How do the world's fastest athletes compare to the quickest animals on the planet?
The BBC Nature team looked at some athletic animals to see if they can run faster than some of London 2012's star names.
The fastest man on Earth is currently Jamaica's Usain Bolt who set the world record running 100 metres in 9.58 seconds.
You wouldn't be surprised to know a leopard could run faster than him - but did you know that the brown hare is faster too?
It's capable of running 100 metres in just five seconds - essential to avoid the many predators trying to eat it.
If we compare Usain to one of our closer relatives - the patas monkey - he'd still only win silver.
A patas monkey would beat his world record time by three seconds.
Running long distance
Humans stand a better chance of beating animals across longer distances.
Our upright posture and ability to shed heat make us really good at long distance running.
North America's pronghorn - which looks like an antelope - run at a speed of 65km an hour.
But they couldn't keep up that pace for a full marathon.
Animals are leaps ahead of humans in long-jump too.
Kangaroos, frogs and grasshoppers have developed long legs with large muscles for maximum hopping power.
Olympic athletes can clear over 2.5m in the high jump and lengths of 9m in the long jump with a single leap.
To stay one jump ahead, leaping bush babies' legs convert the energy of impact back into propulsion, essentially acting like springs.
This miraculous feat enables them to reach 2.25m in height which is the equivalent of Andrey Silnov clearing two stacked double-decker buses.
Fleas could still be in the running for an Olympic gold. They can catapult themselves over 200 times their body length up to 33cm!
During the Beijing Games the gold medal winner Andreas Thorkildsen of Norway threw a javelin over 90 metres setting a new Olympic record.

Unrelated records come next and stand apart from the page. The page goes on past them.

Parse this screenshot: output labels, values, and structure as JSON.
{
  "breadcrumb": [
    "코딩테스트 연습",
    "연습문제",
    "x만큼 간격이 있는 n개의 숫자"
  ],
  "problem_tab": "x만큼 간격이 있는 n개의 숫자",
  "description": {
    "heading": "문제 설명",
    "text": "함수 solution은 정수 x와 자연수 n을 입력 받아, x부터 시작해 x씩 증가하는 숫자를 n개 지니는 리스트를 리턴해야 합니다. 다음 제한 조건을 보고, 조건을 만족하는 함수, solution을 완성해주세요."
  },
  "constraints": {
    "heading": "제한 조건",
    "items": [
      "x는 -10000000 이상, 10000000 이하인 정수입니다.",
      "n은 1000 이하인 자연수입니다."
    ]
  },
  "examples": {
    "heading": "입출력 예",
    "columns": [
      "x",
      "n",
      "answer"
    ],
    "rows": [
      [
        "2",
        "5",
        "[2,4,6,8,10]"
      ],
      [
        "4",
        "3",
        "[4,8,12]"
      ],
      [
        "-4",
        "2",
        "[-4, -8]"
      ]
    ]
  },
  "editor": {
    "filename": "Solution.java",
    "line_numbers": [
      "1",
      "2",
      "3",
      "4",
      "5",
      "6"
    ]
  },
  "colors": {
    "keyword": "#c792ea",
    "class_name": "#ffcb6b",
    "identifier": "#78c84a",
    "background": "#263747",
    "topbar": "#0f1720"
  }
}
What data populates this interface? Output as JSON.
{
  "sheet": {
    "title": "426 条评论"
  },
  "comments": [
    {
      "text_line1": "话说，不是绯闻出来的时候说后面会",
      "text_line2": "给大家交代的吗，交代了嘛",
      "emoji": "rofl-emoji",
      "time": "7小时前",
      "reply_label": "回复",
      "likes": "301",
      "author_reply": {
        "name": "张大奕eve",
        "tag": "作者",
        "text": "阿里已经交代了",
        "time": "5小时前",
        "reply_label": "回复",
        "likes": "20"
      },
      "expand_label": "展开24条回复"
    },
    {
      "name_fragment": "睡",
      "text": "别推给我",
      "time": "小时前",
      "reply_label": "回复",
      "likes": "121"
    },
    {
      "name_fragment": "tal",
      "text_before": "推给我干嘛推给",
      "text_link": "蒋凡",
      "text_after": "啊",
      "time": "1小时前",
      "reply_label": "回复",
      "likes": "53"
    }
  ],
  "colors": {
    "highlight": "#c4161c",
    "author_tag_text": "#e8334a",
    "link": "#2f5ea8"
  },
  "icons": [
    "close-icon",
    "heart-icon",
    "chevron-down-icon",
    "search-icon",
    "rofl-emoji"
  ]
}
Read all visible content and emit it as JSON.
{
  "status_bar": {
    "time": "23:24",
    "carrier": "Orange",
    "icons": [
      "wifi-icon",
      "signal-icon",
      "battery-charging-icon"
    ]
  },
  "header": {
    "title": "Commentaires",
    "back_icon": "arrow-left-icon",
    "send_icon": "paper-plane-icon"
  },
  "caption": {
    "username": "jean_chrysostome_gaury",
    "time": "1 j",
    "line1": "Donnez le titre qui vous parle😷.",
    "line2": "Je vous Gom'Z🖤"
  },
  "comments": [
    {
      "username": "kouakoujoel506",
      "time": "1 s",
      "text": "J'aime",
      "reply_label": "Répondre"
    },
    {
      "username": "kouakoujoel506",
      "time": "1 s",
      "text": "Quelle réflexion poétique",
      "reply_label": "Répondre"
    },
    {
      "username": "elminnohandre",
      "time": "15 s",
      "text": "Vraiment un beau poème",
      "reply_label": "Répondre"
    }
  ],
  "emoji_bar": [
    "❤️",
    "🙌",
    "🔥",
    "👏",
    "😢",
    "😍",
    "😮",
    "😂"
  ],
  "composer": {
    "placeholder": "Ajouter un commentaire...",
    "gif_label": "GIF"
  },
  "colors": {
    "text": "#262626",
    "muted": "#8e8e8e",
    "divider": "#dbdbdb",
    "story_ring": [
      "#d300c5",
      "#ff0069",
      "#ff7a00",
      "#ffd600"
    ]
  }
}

Chimpanzees do not throw javelins yet, but they have been seen in Senegal making and using wooden spears!